To assess the niceness of running processes, use the ps command with the -l option. Under the NI column, you’ll find the related nicenesses for each process:
$ ps -efl F S UID PID PPID C PRI NI ADDR SZ WCHAN STIME TTY TIME $ ps -efl F S UID PID PPID C PRI NI ADDR SZ WCHAN STIME TTY TIME $ ps -e CMD 1 0 0 80 0 – 8536 poll s 4 S root 1 0 0 80 0 /sbin/init /sbin/init /sbin/init /sbin/init /sbin/init /sbin 00:00:00 [kthreadd] 1 S root 2 0 0 80 0 – 0 kthrea Feb15? 3 2 0 80 0 – 0 smpboo 1 S root [ksoftirqd/0] Feb15? 00:00:03 00:00:00 [kworker/0:0H] 1 S root 5 2 0 60 -20 – 0 worker Feb15? 7 2 0 80 0 – 0 1 S root rcu gp [rcu sched] Feb15? 00:00:07 rcu no Feb15? 00:00:12 [rcuos/0] 1 S root 8 2 0 80 0 – 0 rcu no Feb15? 00:00:03 [rcuos/1] 1 S root 9 2 0 80 0 – 0 rcu no Feb15? 00:00:04 [rcuos/2] 1 S root 10 2 0 80 0 – 0 ………………………………………………
Use the nice command without any parameters or arguments to discover the default niceness:
At startup, a program or instruction may be given a different priority. To execute the top command with a priority of +2, for example:
Validate the process’s niceness by using the ps command with the -l option or seeing the output of the top command. +2 is the correct value. Specify the value with a pair of dashes to execute the identical application at a higher priority with the niceness of -2:
Use the ps command to verify the new value, or look at the output of the top command. It should be a negative number.
Changing the Pleasantness of a Running Process
The renice command may be used to change the niceness of a running application. For example, to alter top’s nice value from -2 to -5 while it’s running, use the renice command with the PID (11908):
old priority 2, new priority -5 $ sudo renice -5 11908 11908 (process ID)
Use the -g option with renice to change the nice values of all processes owned by members of a certain group. Use the -u argument with it to change the nice settings of all the processes controlled by a certain user. To see how renice is used, run it without any parameters.
Files That Are Currently Open

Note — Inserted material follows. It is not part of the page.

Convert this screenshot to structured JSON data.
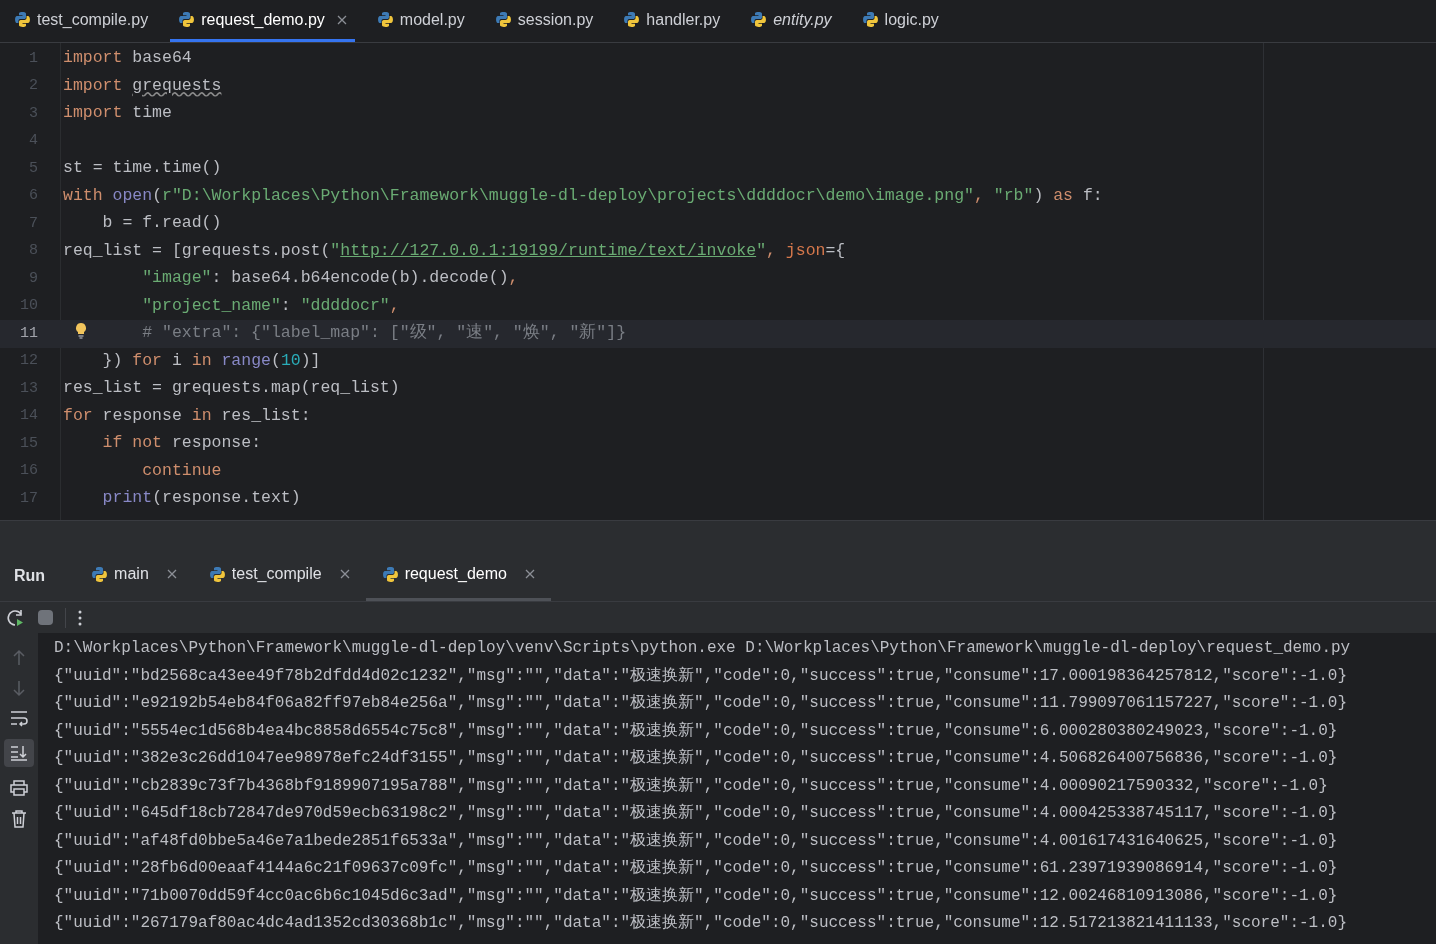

When the process or program contained in it is run, the file is opened, and when it is no longer needed or the associated process or program has ended, the file is closed. The lsof (list open files) tool is used to identify information such as which files are open, which programs are utilizing them, and who the owners are. This command shows a list of all open files without any parameters.
# lsof COMMAND PID TID USER FD TYPE DEVICE SIZE/OFF NODE NAME # lsof COMMAND PID TID USER FD TYPE DEVICE SIZE/OFF NODE NAME /sbin/init 1 root cwd DIR 8,1 4096 2 / init 1 root rtd DIR 8,1 4096 2 / init 1 root txt REG 8,1 265848 3801191 /sbin/init 1 root txt REG 8,1 265848 3801191 /sbin/init 1 root txt REG 8,1 265848 3801191 /sbin/init ………………………………………………………..
In the output, the command produced nine columns, which are listed and described in the table below:
|COMMAND||The first nine characters of the command or process name are shown.|
|PID||The process’s PID is shown.|
|USER||The owner of the process is shown.|
|FD||The file’s file descriptor is shown. Some examples of values in this field are:|
|FD||rtd = root directory; cwd = current working directory|
|FD||txt denotes a text file; mem denotes a memory-mapped file; and pd denotes the parent directory.|
|TYPE||The file’s node type is shown.|
|DEVICE||The main and minor numbers of the device on which the file is stored are shown.|
|SIZE||The file size or offset in bytes is shown.|
|NODE||The file’s inode number is shown.|
|NAME||The file name or the file system name where the file is stored is shown.|
The ps command in linux is a powerful tool that can be used to understand Linux processes. It is the most commonly used command to view and manipulate processes on Linux systems.
- kill process linux
- ps command unix
- processes in linux
- process management commands in linux
- ps -ef unix example